_Work to complete_: Check every line of the data and copy the ones where "Filtrer" appears.

[Extracted data entries]
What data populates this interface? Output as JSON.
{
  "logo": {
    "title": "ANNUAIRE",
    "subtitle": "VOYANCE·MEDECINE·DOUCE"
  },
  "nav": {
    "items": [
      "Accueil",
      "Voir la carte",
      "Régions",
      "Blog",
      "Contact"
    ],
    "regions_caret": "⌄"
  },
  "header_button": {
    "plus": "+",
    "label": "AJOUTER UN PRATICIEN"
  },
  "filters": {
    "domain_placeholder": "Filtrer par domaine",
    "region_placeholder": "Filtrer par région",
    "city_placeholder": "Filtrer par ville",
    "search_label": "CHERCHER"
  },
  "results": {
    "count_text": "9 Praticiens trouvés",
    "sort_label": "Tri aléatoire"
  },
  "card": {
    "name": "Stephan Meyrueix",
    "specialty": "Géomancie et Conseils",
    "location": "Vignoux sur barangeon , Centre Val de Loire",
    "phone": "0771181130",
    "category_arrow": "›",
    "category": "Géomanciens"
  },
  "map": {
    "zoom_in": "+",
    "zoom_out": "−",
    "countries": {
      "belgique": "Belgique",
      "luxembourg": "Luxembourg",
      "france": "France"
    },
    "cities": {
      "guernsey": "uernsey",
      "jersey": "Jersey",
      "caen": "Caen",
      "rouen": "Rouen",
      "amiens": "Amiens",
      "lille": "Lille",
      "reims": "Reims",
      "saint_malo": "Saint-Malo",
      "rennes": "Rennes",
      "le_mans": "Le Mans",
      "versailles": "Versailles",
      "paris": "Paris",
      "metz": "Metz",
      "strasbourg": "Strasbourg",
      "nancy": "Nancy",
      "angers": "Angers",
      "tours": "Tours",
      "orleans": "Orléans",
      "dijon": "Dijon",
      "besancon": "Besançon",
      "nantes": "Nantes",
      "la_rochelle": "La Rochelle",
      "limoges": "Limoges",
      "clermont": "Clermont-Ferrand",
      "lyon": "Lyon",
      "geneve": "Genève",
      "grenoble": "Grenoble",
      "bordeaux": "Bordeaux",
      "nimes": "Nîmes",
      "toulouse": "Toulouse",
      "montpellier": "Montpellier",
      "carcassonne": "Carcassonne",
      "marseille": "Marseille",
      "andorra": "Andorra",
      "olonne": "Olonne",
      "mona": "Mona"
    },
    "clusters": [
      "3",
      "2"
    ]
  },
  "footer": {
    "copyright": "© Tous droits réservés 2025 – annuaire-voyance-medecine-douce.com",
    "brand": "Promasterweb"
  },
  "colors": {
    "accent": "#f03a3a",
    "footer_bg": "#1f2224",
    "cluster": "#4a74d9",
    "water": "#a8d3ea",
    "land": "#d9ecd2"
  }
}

_Answer section_:
    "domain_placeholder": "Filtrer par domaine",
    "region_placeholder": "Filtrer par région",
    "city_placeholder": "Filtrer par ville",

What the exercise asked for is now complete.